• ABOUT THIS TASK: Start to finish, reproduce the records below with nothing missing.

*** EXERCISE DATA Section Begins ***

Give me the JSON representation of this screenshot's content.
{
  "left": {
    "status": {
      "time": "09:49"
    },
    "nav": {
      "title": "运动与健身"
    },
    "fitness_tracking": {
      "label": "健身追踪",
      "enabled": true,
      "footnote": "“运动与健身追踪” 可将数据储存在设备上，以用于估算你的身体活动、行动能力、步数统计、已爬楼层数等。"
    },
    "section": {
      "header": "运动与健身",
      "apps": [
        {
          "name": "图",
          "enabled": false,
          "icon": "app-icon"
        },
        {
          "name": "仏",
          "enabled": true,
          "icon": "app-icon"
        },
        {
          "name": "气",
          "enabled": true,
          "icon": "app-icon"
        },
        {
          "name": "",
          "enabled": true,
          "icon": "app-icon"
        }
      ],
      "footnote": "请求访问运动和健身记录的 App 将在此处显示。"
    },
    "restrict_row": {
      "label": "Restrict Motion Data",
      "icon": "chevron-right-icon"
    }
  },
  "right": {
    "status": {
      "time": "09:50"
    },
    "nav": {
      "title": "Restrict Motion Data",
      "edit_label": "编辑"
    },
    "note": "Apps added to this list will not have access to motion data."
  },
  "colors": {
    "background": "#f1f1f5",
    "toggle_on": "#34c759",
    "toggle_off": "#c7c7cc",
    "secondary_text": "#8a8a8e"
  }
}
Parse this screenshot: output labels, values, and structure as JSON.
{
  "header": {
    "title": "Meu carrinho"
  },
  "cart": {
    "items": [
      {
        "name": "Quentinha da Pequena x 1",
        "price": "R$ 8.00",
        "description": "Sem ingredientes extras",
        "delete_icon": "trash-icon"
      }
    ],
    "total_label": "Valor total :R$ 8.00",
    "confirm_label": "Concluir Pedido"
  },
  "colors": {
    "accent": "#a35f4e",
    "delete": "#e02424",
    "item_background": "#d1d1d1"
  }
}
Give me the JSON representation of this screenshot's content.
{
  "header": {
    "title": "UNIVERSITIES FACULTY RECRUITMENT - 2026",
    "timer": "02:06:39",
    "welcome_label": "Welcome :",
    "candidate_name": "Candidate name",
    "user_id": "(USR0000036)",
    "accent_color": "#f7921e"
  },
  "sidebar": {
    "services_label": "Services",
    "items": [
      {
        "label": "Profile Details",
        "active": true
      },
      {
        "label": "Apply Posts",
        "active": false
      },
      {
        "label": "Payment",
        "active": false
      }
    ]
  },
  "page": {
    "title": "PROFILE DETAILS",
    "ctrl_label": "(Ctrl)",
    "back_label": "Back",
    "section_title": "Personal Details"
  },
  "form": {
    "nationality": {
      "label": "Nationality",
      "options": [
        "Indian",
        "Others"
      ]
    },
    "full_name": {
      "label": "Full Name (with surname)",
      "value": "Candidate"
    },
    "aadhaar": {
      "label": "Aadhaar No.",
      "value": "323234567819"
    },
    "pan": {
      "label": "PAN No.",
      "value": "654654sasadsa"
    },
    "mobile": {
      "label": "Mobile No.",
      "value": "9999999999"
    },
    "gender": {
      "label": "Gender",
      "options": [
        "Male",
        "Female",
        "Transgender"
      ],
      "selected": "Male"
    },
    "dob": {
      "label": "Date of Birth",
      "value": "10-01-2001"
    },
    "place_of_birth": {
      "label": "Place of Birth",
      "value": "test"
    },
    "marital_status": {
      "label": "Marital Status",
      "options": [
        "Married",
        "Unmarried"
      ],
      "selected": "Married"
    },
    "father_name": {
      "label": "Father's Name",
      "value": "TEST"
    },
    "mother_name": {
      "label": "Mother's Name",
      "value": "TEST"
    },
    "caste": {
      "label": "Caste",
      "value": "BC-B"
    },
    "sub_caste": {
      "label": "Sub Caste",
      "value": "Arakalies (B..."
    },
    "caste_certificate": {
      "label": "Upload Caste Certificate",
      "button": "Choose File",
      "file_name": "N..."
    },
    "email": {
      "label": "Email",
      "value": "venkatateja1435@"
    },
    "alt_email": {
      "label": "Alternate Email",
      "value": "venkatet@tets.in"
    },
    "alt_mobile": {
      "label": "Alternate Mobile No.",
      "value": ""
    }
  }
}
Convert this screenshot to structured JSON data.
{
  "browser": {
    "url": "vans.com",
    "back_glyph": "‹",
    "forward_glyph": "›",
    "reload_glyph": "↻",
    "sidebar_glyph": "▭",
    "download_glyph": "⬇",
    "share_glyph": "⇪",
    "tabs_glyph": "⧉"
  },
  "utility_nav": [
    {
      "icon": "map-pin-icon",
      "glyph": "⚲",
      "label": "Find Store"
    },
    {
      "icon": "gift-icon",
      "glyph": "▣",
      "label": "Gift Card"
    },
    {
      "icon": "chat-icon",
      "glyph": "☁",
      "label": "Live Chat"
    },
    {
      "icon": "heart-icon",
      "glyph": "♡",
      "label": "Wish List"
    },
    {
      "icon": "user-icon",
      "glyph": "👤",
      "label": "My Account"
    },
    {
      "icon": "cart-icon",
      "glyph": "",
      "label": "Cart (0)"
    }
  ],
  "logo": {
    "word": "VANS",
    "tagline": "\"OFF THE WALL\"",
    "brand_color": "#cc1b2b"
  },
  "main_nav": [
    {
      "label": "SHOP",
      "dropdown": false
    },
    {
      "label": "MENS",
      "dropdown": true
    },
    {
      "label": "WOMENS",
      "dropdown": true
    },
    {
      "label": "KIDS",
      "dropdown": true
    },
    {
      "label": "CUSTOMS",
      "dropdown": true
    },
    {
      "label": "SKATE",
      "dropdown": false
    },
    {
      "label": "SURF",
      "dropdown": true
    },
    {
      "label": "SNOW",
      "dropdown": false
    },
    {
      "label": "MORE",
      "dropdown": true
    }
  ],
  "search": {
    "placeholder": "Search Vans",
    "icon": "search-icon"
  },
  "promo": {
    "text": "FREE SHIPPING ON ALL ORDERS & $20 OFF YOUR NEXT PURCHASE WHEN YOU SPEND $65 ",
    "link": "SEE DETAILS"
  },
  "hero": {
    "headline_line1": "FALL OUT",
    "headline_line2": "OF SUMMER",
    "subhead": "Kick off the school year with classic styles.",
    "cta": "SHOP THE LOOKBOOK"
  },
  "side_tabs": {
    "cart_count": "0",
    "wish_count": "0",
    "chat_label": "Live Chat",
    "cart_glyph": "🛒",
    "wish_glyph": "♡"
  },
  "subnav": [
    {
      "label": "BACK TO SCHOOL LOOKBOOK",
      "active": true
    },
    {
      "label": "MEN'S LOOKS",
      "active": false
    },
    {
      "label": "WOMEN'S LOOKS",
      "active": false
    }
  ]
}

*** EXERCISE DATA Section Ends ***

• RESULT BELOW:
Give me the JSON representation of this screenshot's content.
{
  "left": {
    "status": {
      "time": "09:49"
    },
    "nav": {
      "title": "运动与健身"
    },
    "fitness_tracking": {
      "label": "健身追踪",
      "enabled": true,
      "footnote": "“运动与健身追踪” 可将数据储存在设备上，以用于估算你的身体活动、行动能力、步数统计、已爬楼层数等。"
    },
    "section": {
      "header": "运动与健身",
      "apps": [
        {
          "name": "图",
          "enabled": false,
          "icon": "app-icon"
        },
        {
          "name": "仏",
          "enabled": true,
          "icon": "app-icon"
        },
        {
          "name": "气",
          "enabled": true,
          "icon": "app-icon"
        },
        {
          "name": "",
          "enabled": true,
          "icon": "app-icon"
        }
      ],
      "footnote": "请求访问运动和健身记录的 App 将在此处显示。"
    },
    "restrict_row": {
      "label": "Restrict Motion Data",
      "icon": "chevron-right-icon"
    }
  },
  "right": {
    "status": {
      "time": "09:50"
    },
    "nav": {
      "title": "Restrict Motion Data",
      "edit_label": "编辑"
    },
    "note": "Apps added to this list will not have access to motion data."
  },
  "colors": {
    "background": "#f1f1f5",
    "toggle_on": "#34c759",
    "toggle_off": "#c7c7cc",
    "secondary_text": "#8a8a8e"
  }
}
Parse this screenshot: output labels, values, and structure as JSON.
{
  "header": {
    "title": "Meu carrinho"
  },
  "cart": {
    "items": [
      {
        "name": "Quentinha da Pequena x 1",
        "price": "R$ 8.00",
        "description": "Sem ingredientes extras",
        "delete_icon": "trash-icon"
      }
    ],
    "total_label": "Valor total :R$ 8.00",
    "confirm_label": "Concluir Pedido"
  },
  "colors": {
    "accent": "#a35f4e",
    "delete": "#e02424",
    "item_background": "#d1d1d1"
  }
}
Give me the JSON representation of this screenshot's content.
{
  "header": {
    "title": "UNIVERSITIES FACULTY RECRUITMENT - 2026",
    "timer": "02:06:39",
    "welcome_label": "Welcome :",
    "candidate_name": "Candidate name",
    "user_id": "(USR0000036)",
    "accent_color": "#f7921e"
  },
  "sidebar": {
    "services_label": "Services",
    "items": [
      {
        "label": "Profile Details",
        "active": true
      },
      {
        "label": "Apply Posts",
        "active": false
      },
      {
        "label": "Payment",
        "active": false
      }
    ]
  },
  "page": {
    "title": "PROFILE DETAILS",
    "ctrl_label": "(Ctrl)",
    "back_label": "Back",
    "section_title": "Personal Details"
  },
  "form": {
    "nationality": {
      "label": "Nationality",
      "options": [
        "Indian",
        "Others"
      ]
    },
    "full_name": {
      "label": "Full Name (with surname)",
      "value": "Candidate"
    },
    "aadhaar": {
      "label": "Aadhaar No.",
      "value": "323234567819"
    },
    "pan": {
      "label": "PAN No.",
      "value": "654654sasadsa"
    },
    "mobile": {
      "label": "Mobile No.",
      "value": "9999999999"
    },
    "gender": {
      "label": "Gender",
      "options": [
        "Male",
        "Female",
        "Transgender"
      ],
      "selected": "Male"
    },
    "dob": {
      "label": "Date of Birth",
      "value": "10-01-2001"
    },
    "place_of_birth": {
      "label": "Place of Birth",
      "value": "test"
    },
    "marital_status": {
      "label": "Marital Status",
      "options": [
        "Married",
        "Unmarried"
      ],
      "selected": "Married"
    },
    "father_name": {
      "label": "Father's Name",
      "value": "TEST"
    },
    "mother_name": {
      "label": "Mother's Name",
      "value": "TEST"
    },
    "caste": {
      "label": "Caste",
      "value": "BC-B"
    },
    "sub_caste": {
      "label": "Sub Caste",
      "value": "Arakalies (B..."
    },
    "caste_certificate": {
      "label": "Upload Caste Certificate",
      "button": "Choose File",
      "file_name": "N..."
    },
    "email": {
      "label": "Email",
      "value": "venkatateja1435@"
    },
    "alt_email": {
      "label": "Alternate Email",
      "value": "venkatet@tets.in"
    },
    "alt_mobile": {
      "label": "Alternate Mobile No.",
      "value": ""
    }
  }
}
Convert this screenshot to structured JSON data.
{
  "browser": {
    "url": "vans.com",
    "back_glyph": "‹",
    "forward_glyph": "›",
    "reload_glyph": "↻",
    "sidebar_glyph": "▭",
    "download_glyph": "⬇",
    "share_glyph": "⇪",
    "tabs_glyph": "⧉"
  },
  "utility_nav": [
    {
      "icon": "map-pin-icon",
      "glyph": "⚲",
      "label": "Find Store"
    },
    {
      "icon": "gift-icon",
      "glyph": "▣",
      "label": "Gift Card"
    },
    {
      "icon": "chat-icon",
      "glyph": "☁",
      "label": "Live Chat"
    },
    {
      "icon": "heart-icon",
      "glyph": "♡",
      "label": "Wish List"
    },
    {
      "icon": "user-icon",
      "glyph": "👤",
      "label": "My Account"
    },
    {
      "icon": "cart-icon",
      "glyph": "",
      "label": "Cart (0)"
    }
  ],
  "logo": {
    "word": "VANS",
    "tagline": "\"OFF THE WALL\"",
    "brand_color": "#cc1b2b"
  },
  "main_nav": [
    {
      "label": "SHOP",
      "dropdown": false
    },
    {
      "label": "MENS",
      "dropdown": true
    },
    {
      "label": "WOMENS",
      "dropdown": true
    },
    {
      "label": "KIDS",
      "dropdown": true
    },
    {
      "label": "CUSTOMS",
      "dropdown": true
    },
    {
      "label": "SKATE",
      "dropdown": false
    },
    {
      "label": "SURF",
      "dropdown": true
    },
    {
      "label": "SNOW",
      "dropdown": false
    },
    {
      "label": "MORE",
      "dropdown": true
    }
  ],
  "search": {
    "placeholder": "Search Vans",
    "icon": "search-icon"
  },
  "promo": {
    "text": "FREE SHIPPING ON ALL ORDERS & $20 OFF YOUR NEXT PURCHASE WHEN YOU SPEND $65 ",
    "link": "SEE DETAILS"
  },
  "hero": {
    "headline_line1": "FALL OUT",
    "headline_line2": "OF SUMMER",
    "subhead": "Kick off the school year with classic styles.",
    "cta": "SHOP THE LOOKBOOK"
  },
  "side_tabs": {
    "cart_count": "0",
    "wish_count": "0",
    "chat_label": "Live Chat",
    "cart_glyph": "🛒",
    "wish_glyph": "♡"
  },
  "subnav": [
    {
      "label": "BACK TO SCHOOL LOOKBOOK",
      "active": true
    },
    {
      "label": "MEN'S LOOKS",
      "active": false
    },
    {
      "label": "WOMEN'S LOOKS",
      "active": false
    }
  ]
}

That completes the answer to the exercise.